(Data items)
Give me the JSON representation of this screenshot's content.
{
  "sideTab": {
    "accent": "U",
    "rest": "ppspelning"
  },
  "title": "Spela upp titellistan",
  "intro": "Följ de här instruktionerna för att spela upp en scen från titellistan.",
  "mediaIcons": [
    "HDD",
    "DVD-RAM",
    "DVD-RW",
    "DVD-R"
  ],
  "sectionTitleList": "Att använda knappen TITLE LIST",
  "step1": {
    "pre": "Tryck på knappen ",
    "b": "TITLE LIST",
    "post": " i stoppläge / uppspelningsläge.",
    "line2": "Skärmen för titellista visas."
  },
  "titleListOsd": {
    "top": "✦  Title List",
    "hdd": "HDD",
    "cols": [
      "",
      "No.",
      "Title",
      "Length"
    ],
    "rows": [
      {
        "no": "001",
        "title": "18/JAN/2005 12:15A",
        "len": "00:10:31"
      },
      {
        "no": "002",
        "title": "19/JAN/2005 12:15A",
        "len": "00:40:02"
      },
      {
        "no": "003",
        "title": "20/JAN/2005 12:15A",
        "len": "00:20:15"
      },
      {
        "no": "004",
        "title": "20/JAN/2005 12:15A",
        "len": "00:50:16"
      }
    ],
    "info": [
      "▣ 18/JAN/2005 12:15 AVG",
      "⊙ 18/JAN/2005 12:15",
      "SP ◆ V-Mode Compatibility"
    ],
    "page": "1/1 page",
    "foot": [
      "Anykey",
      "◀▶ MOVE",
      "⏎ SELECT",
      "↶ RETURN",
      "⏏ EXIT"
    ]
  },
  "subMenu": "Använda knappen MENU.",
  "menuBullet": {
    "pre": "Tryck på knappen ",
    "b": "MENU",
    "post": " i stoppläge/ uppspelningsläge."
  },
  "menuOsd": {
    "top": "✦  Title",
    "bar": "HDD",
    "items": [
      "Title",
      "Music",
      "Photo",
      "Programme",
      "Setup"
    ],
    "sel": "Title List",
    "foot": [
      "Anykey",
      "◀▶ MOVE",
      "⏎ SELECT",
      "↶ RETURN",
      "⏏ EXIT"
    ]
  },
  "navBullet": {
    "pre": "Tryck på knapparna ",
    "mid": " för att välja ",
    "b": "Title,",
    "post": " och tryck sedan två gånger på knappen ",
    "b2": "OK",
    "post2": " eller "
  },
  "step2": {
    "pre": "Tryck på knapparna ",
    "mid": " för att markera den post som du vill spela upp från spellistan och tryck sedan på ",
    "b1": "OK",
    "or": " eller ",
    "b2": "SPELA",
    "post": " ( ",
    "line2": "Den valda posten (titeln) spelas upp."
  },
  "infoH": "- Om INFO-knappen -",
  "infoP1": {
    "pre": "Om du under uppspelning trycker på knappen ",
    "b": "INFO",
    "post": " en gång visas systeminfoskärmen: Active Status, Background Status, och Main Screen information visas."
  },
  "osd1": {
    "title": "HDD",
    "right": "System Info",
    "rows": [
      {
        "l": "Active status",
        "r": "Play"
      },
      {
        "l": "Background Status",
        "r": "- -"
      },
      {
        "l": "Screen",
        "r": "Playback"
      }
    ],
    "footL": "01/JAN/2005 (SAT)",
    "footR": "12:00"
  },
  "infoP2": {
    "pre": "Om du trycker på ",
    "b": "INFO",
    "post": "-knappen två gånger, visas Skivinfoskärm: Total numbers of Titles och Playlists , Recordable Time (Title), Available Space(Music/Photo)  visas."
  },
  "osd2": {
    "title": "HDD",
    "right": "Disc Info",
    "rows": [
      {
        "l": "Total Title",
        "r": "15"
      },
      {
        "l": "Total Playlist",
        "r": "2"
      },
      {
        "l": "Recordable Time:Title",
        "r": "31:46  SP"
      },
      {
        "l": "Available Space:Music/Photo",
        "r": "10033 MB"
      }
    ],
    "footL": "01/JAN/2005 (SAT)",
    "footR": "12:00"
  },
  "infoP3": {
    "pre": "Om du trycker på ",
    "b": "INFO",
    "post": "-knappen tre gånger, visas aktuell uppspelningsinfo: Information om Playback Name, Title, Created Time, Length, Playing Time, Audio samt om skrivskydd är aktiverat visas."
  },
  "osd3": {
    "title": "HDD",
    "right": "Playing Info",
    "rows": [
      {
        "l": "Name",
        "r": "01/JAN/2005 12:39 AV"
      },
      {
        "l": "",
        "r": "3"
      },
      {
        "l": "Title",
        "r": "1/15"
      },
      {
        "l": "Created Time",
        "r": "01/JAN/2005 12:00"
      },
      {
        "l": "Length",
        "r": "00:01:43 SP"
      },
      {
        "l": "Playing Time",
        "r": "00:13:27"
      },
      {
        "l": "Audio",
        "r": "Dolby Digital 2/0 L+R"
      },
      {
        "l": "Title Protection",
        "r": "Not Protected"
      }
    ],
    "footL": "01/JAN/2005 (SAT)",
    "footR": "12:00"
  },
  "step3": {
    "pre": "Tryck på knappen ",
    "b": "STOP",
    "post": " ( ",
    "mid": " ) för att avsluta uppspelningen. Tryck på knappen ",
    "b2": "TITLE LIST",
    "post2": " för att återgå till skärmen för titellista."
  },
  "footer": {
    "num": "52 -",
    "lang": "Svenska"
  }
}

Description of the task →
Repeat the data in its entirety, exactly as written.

Response to the exercise →
Give me the JSON representation of this screenshot's content.
{
  "sideTab": {
    "accent": "U",
    "rest": "ppspelning"
  },
  "title": "Spela upp titellistan",
  "intro": "Följ de här instruktionerna för att spela upp en scen från titellistan.",
  "mediaIcons": [
    "HDD",
    "DVD-RAM",
    "DVD-RW",
    "DVD-R"
  ],
  "sectionTitleList": "Att använda knappen TITLE LIST",
  "step1": {
    "pre": "Tryck på knappen ",
    "b": "TITLE LIST",
    "post": " i stoppläge / uppspelningsläge.",
    "line2": "Skärmen för titellista visas."
  },
  "titleListOsd": {
    "top": "✦  Title List",
    "hdd": "HDD",
    "cols": [
      "",
      "No.",
      "Title",
      "Length"
    ],
    "rows": [
      {
        "no": "001",
        "title": "18/JAN/2005 12:15A",
        "len": "00:10:31"
      },
      {
        "no": "002",
        "title": "19/JAN/2005 12:15A",
        "len": "00:40:02"
      },
      {
        "no": "003",
        "title": "20/JAN/2005 12:15A",
        "len": "00:20:15"
      },
      {
        "no": "004",
        "title": "20/JAN/2005 12:15A",
        "len": "00:50:16"
      }
    ],
    "info": [
      "▣ 18/JAN/2005 12:15 AVG",
      "⊙ 18/JAN/2005 12:15",
      "SP ◆ V-Mode Compatibility"
    ],
    "page": "1/1 page",
    "foot": [
      "Anykey",
      "◀▶ MOVE",
      "⏎ SELECT",
      "↶ RETURN",
      "⏏ EXIT"
    ]
  },
  "subMenu": "Använda knappen MENU.",
  "menuBullet": {
    "pre": "Tryck på knappen ",
    "b": "MENU",
    "post": " i stoppläge/ uppspelningsläge."
  },
  "menuOsd": {
    "top": "✦  Title",
    "bar": "HDD",
    "items": [
      "Title",
      "Music",
      "Photo",
      "Programme",
      "Setup"
    ],
    "sel": "Title List",
    "foot": [
      "Anykey",
      "◀▶ MOVE",
      "⏎ SELECT",
      "↶ RETURN",
      "⏏ EXIT"
    ]
  },
  "navBullet": {
    "pre": "Tryck på knapparna ",
    "mid": " för att välja ",
    "b": "Title,",
    "post": " och tryck sedan två gånger på knappen ",
    "b2": "OK",
    "post2": " eller "
  },
  "step2": {
    "pre": "Tryck på knapparna ",
    "mid": " för att markera den post som du vill spela upp från spellistan och tryck sedan på ",
    "b1": "OK",
    "or": " eller ",
    "b2": "SPELA",
    "post": " ( ",
    "line2": "Den valda posten (titeln) spelas upp."
  },
  "infoH": "- Om INFO-knappen -",
  "infoP1": {
    "pre": "Om du under uppspelning trycker på knappen ",
    "b": "INFO",
    "post": " en gång visas systeminfoskärmen: Active Status, Background Status, och Main Screen information visas."
  },
  "osd1": {
    "title": "HDD",
    "right": "System Info",
    "rows": [
      {
        "l": "Active status",
        "r": "Play"
      },
      {
        "l": "Background Status",
        "r": "- -"
      },
      {
        "l": "Screen",
        "r": "Playback"
      }
    ],
    "footL": "01/JAN/2005 (SAT)",
    "footR": "12:00"
  },
  "infoP2": {
    "pre": "Om du trycker på ",
    "b": "INFO",
    "post": "-knappen två gånger, visas Skivinfoskärm: Total numbers of Titles och Playlists , Recordable Time (Title), Available Space(Music/Photo)  visas."
  },
  "osd2": {
    "title": "HDD",
    "right": "Disc Info",
    "rows": [
      {
        "l": "Total Title",
        "r": "15"
      },
      {
        "l": "Total Playlist",
        "r": "2"
      },
      {
        "l": "Recordable Time:Title",
        "r": "31:46  SP"
      },
      {
        "l": "Available Space:Music/Photo",
        "r": "10033 MB"
      }
    ],
    "footL": "01/JAN/2005 (SAT)",
    "footR": "12:00"
  },
  "infoP3": {
    "pre": "Om du trycker på ",
    "b": "INFO",
    "post": "-knappen tre gånger, visas aktuell uppspelningsinfo: Information om Playback Name, Title, Created Time, Length, Playing Time, Audio samt om skrivskydd är aktiverat visas."
  },
  "osd3": {
    "title": "HDD",
    "right": "Playing Info",
    "rows": [
      {
        "l": "Name",
        "r": "01/JAN/2005 12:39 AV"
      },
      {
        "l": "",
        "r": "3"
      },
      {
        "l": "Title",
        "r": "1/15"
      },
      {
        "l": "Created Time",
        "r": "01/JAN/2005 12:00"
      },
      {
        "l": "Length",
        "r": "00:01:43 SP"
      },
      {
        "l": "Playing Time",
        "r": "00:13:27"
      },
      {
        "l": "Audio",
        "r": "Dolby Digital 2/0 L+R"
      },
      {
        "l": "Title Protection",
        "r": "Not Protected"
      }
    ],
    "footL": "01/JAN/2005 (SAT)",
    "footR": "12:00"
  },
  "step3": {
    "pre": "Tryck på knappen ",
    "b": "STOP",
    "post": " ( ",
    "mid": " ) för att avsluta uppspelningen. Tryck på knappen ",
    "b2": "TITLE LIST",
    "post2": " för att återgå till skärmen för titellista."
  },
  "footer": {
    "num": "52 -",
    "lang": "Svenska"
  }
}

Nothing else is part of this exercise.